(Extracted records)
────
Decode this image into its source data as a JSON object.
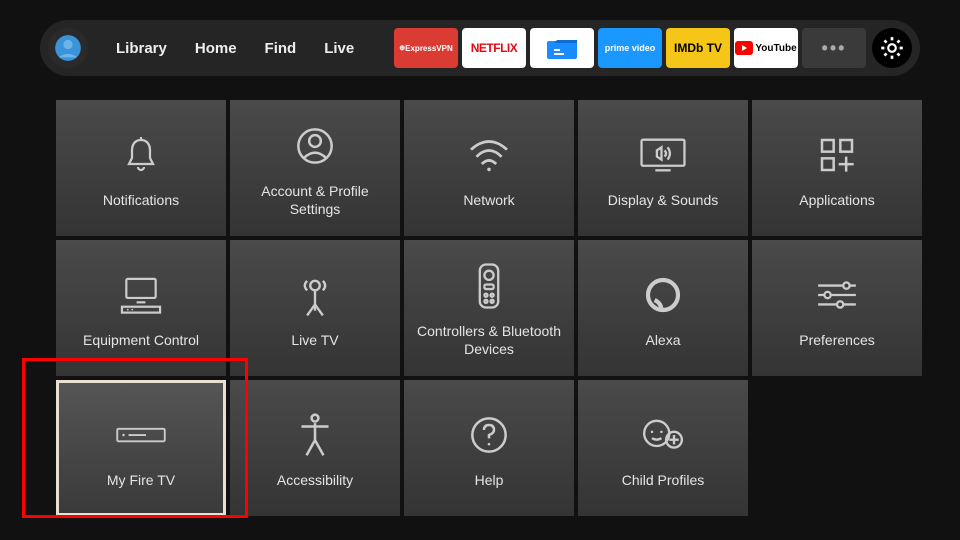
{
  "nav": {
    "items": [
      "Library",
      "Home",
      "Find",
      "Live"
    ]
  },
  "apps": {
    "express": "ExpressVPN",
    "netflix": "NETFLIX",
    "prime": "prime video",
    "imdb": "IMDb TV",
    "youtube": "YouTube",
    "more": "•••"
  },
  "tiles": [
    {
      "label": "Notifications",
      "icon": "bell-icon"
    },
    {
      "label": "Account & Profile Settings",
      "icon": "person-circle-icon"
    },
    {
      "label": "Network",
      "icon": "wifi-icon"
    },
    {
      "label": "Display & Sounds",
      "icon": "display-icon"
    },
    {
      "label": "Applications",
      "icon": "apps-icon"
    },
    {
      "label": "Equipment Control",
      "icon": "equipment-icon"
    },
    {
      "label": "Live TV",
      "icon": "antenna-icon"
    },
    {
      "label": "Controllers & Bluetooth Devices",
      "icon": "remote-icon"
    },
    {
      "label": "Alexa",
      "icon": "alexa-icon"
    },
    {
      "label": "Preferences",
      "icon": "sliders-icon"
    },
    {
      "label": "My Fire TV",
      "icon": "firetv-icon"
    },
    {
      "label": "Accessibility",
      "icon": "accessibility-icon"
    },
    {
      "label": "Help",
      "icon": "help-icon"
    },
    {
      "label": "Child Profiles",
      "icon": "child-icon"
    }
  ],
  "selected_tile_index": 10
}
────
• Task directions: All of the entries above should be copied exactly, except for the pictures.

• Task response:
Decode this image into its source data as a JSON object.
{
  "nav": {
    "items": [
      "Library",
      "Home",
      "Find",
      "Live"
    ]
  },
  "apps": {
    "express": "ExpressVPN",
    "netflix": "NETFLIX",
    "prime": "prime video",
    "imdb": "IMDb TV",
    "youtube": "YouTube",
    "more": "•••"
  },
  "tiles": [
    {
      "label": "Notifications",
      "icon": "bell-icon"
    },
    {
      "label": "Account & Profile Settings",
      "icon": "person-circle-icon"
    },
    {
      "label": "Network",
      "icon": "wifi-icon"
    },
    {
      "label": "Display & Sounds",
      "icon": "display-icon"
    },
    {
      "label": "Applications",
      "icon": "apps-icon"
    },
    {
      "label": "Equipment Control",
      "icon": "equipment-icon"
    },
    {
      "label": "Live TV",
      "icon": "antenna-icon"
    },
    {
      "label": "Controllers & Bluetooth Devices",
      "icon": "remote-icon"
    },
    {
      "label": "Alexa",
      "icon": "alexa-icon"
    },
    {
      "label": "Preferences",
      "icon": "sliders-icon"
    },
    {
      "label": "My Fire TV",
      "icon": "firetv-icon"
    },
    {
      "label": "Accessibility",
      "icon": "accessibility-icon"
    },
    {
      "label": "Help",
      "icon": "help-icon"
    },
    {
      "label": "Child Profiles",
      "icon": "child-icon"
    }
  ],
  "selected_tile_index": 10
}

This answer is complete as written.